→ Data extracts:
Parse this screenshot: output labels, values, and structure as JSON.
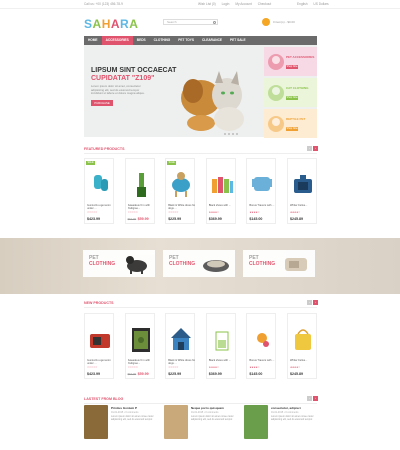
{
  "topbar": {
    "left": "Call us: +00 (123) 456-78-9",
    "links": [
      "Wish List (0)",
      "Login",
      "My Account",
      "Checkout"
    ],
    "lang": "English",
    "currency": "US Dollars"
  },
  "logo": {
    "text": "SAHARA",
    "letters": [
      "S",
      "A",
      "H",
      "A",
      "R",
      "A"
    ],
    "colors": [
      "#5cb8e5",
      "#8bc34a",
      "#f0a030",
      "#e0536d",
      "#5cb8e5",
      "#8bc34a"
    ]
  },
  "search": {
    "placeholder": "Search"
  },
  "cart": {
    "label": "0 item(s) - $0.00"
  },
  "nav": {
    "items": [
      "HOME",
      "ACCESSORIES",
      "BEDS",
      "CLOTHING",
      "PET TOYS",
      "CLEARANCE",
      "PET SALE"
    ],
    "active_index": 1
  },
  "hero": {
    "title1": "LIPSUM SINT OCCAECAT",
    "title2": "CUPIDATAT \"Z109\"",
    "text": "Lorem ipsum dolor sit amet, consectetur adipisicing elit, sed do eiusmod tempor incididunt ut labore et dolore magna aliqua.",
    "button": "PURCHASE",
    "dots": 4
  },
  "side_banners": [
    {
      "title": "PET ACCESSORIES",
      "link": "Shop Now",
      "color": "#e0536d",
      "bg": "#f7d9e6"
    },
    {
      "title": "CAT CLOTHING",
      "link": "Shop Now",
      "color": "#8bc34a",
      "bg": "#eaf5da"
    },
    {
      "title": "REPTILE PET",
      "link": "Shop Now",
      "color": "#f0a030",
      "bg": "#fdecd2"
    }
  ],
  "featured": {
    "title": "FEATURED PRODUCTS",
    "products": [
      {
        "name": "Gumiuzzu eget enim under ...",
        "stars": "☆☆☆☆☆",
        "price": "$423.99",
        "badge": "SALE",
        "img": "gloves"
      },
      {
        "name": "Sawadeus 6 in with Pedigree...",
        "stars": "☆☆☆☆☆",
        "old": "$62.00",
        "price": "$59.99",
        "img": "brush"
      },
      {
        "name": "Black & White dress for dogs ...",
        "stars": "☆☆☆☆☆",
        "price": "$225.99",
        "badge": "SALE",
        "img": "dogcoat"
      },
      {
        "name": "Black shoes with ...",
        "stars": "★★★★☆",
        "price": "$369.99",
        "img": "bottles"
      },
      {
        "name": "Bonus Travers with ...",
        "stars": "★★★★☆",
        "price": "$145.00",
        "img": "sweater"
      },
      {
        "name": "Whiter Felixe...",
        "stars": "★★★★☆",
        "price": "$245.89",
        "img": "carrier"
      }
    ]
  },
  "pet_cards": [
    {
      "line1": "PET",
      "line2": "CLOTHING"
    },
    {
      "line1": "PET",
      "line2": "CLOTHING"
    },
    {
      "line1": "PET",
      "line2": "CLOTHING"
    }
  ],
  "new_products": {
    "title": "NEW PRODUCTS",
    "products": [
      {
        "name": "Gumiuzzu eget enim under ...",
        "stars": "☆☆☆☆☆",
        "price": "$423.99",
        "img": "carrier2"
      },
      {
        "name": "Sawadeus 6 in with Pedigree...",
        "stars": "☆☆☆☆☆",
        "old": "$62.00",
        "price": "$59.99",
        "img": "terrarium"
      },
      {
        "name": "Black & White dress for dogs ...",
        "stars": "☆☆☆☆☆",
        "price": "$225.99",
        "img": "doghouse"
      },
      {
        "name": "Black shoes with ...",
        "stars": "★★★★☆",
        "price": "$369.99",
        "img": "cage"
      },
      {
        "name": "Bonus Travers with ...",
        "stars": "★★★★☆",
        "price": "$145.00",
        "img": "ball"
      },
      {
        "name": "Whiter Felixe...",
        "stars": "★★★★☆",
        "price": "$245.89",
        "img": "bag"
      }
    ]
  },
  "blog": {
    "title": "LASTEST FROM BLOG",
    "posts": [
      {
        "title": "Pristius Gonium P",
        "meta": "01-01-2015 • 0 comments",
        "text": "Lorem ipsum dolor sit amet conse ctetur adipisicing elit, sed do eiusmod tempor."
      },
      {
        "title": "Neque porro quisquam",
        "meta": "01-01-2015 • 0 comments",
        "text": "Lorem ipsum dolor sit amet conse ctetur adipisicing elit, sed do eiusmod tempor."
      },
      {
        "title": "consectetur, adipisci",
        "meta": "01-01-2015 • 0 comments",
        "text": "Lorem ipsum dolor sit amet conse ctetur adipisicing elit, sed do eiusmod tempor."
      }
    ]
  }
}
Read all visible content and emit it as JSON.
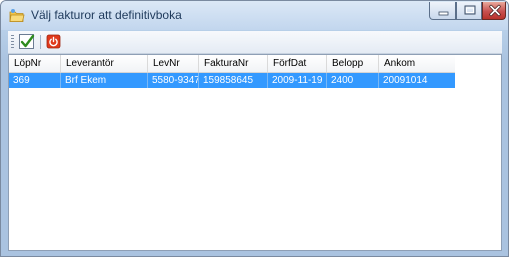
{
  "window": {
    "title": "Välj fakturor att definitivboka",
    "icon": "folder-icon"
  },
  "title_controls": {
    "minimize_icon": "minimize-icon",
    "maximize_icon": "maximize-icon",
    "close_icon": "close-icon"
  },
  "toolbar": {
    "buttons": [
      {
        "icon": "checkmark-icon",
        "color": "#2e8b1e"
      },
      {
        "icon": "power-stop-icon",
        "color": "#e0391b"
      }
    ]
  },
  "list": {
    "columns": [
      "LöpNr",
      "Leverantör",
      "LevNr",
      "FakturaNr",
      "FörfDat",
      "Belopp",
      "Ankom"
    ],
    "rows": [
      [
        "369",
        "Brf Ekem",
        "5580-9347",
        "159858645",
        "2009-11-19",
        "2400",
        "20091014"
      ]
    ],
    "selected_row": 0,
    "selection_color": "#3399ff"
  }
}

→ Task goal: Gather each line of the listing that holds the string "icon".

→ Finished task:
    "icon": "folder-icon"
    "minimize_icon": "minimize-icon",
    "maximize_icon": "maximize-icon",
    "close_icon": "close-icon"
        "icon": "checkmark-icon",
        "icon": "power-stop-icon",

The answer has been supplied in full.